[Source records]
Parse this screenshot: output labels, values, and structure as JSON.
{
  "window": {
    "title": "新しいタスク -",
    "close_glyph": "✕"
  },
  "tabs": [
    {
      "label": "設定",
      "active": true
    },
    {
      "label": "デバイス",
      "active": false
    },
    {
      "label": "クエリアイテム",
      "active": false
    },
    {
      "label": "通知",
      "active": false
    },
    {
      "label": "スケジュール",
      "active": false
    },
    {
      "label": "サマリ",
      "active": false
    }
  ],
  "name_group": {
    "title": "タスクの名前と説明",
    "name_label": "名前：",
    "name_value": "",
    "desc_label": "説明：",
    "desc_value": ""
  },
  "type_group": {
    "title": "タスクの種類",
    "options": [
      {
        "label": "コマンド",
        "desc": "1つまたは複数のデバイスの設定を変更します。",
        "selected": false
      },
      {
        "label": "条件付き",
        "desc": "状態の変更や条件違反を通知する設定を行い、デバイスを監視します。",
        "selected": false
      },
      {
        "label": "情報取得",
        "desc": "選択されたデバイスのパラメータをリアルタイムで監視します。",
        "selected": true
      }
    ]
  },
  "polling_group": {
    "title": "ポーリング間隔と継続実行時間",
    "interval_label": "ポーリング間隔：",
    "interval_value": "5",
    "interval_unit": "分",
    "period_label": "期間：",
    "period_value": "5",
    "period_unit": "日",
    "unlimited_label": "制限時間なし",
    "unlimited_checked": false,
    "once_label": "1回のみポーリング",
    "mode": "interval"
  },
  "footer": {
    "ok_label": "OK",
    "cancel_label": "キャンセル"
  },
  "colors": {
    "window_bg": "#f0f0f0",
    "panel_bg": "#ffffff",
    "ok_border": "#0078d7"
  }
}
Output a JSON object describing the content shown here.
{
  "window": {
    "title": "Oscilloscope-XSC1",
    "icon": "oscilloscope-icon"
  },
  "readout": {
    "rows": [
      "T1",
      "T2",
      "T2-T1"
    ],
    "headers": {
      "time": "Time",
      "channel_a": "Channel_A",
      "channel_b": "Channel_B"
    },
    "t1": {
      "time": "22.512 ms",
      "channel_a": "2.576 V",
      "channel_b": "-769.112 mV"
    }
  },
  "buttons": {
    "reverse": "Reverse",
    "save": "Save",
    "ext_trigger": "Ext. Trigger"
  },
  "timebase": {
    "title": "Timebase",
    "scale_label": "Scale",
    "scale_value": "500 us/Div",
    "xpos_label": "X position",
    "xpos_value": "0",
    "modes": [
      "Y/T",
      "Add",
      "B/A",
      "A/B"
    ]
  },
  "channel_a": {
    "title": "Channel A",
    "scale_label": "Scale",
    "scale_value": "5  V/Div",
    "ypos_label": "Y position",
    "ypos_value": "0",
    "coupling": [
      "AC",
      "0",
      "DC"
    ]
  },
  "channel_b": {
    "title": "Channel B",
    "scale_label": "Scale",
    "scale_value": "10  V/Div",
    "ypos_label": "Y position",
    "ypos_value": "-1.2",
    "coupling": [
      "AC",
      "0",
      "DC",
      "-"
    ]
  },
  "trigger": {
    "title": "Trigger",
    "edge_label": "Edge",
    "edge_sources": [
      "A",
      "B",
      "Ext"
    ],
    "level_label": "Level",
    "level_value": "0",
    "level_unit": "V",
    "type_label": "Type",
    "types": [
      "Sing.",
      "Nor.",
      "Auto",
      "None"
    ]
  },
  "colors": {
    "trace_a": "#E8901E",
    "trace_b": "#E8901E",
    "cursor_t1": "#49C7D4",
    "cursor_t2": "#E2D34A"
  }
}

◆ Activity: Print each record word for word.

◆ Output for this task:
Parse this screenshot: output labels, values, and structure as JSON.
{
  "window": {
    "title": "新しいタスク -",
    "close_glyph": "✕"
  },
  "tabs": [
    {
      "label": "設定",
      "active": true
    },
    {
      "label": "デバイス",
      "active": false
    },
    {
      "label": "クエリアイテム",
      "active": false
    },
    {
      "label": "通知",
      "active": false
    },
    {
      "label": "スケジュール",
      "active": false
    },
    {
      "label": "サマリ",
      "active": false
    }
  ],
  "name_group": {
    "title": "タスクの名前と説明",
    "name_label": "名前：",
    "name_value": "",
    "desc_label": "説明：",
    "desc_value": ""
  },
  "type_group": {
    "title": "タスクの種類",
    "options": [
      {
        "label": "コマンド",
        "desc": "1つまたは複数のデバイスの設定を変更します。",
        "selected": false
      },
      {
        "label": "条件付き",
        "desc": "状態の変更や条件違反を通知する設定を行い、デバイスを監視します。",
        "selected": false
      },
      {
        "label": "情報取得",
        "desc": "選択されたデバイスのパラメータをリアルタイムで監視します。",
        "selected": true
      }
    ]
  },
  "polling_group": {
    "title": "ポーリング間隔と継続実行時間",
    "interval_label": "ポーリング間隔：",
    "interval_value": "5",
    "interval_unit": "分",
    "period_label": "期間：",
    "period_value": "5",
    "period_unit": "日",
    "unlimited_label": "制限時間なし",
    "unlimited_checked": false,
    "once_label": "1回のみポーリング",
    "mode": "interval"
  },
  "footer": {
    "ok_label": "OK",
    "cancel_label": "キャンセル"
  },
  "colors": {
    "window_bg": "#f0f0f0",
    "panel_bg": "#ffffff",
    "ok_border": "#0078d7"
  }
}
Output a JSON object describing the content shown here.
{
  "window": {
    "title": "Oscilloscope-XSC1",
    "icon": "oscilloscope-icon"
  },
  "readout": {
    "rows": [
      "T1",
      "T2",
      "T2-T1"
    ],
    "headers": {
      "time": "Time",
      "channel_a": "Channel_A",
      "channel_b": "Channel_B"
    },
    "t1": {
      "time": "22.512 ms",
      "channel_a": "2.576 V",
      "channel_b": "-769.112 mV"
    }
  },
  "buttons": {
    "reverse": "Reverse",
    "save": "Save",
    "ext_trigger": "Ext. Trigger"
  },
  "timebase": {
    "title": "Timebase",
    "scale_label": "Scale",
    "scale_value": "500 us/Div",
    "xpos_label": "X position",
    "xpos_value": "0",
    "modes": [
      "Y/T",
      "Add",
      "B/A",
      "A/B"
    ]
  },
  "channel_a": {
    "title": "Channel A",
    "scale_label": "Scale",
    "scale_value": "5  V/Div",
    "ypos_label": "Y position",
    "ypos_value": "0",
    "coupling": [
      "AC",
      "0",
      "DC"
    ]
  },
  "channel_b": {
    "title": "Channel B",
    "scale_label": "Scale",
    "scale_value": "10  V/Div",
    "ypos_label": "Y position",
    "ypos_value": "-1.2",
    "coupling": [
      "AC",
      "0",
      "DC",
      "-"
    ]
  },
  "trigger": {
    "title": "Trigger",
    "edge_label": "Edge",
    "edge_sources": [
      "A",
      "B",
      "Ext"
    ],
    "level_label": "Level",
    "level_value": "0",
    "level_unit": "V",
    "type_label": "Type",
    "types": [
      "Sing.",
      "Nor.",
      "Auto",
      "None"
    ]
  },
  "colors": {
    "trace_a": "#E8901E",
    "trace_b": "#E8901E",
    "cursor_t1": "#49C7D4",
    "cursor_t2": "#E2D34A"
  }
}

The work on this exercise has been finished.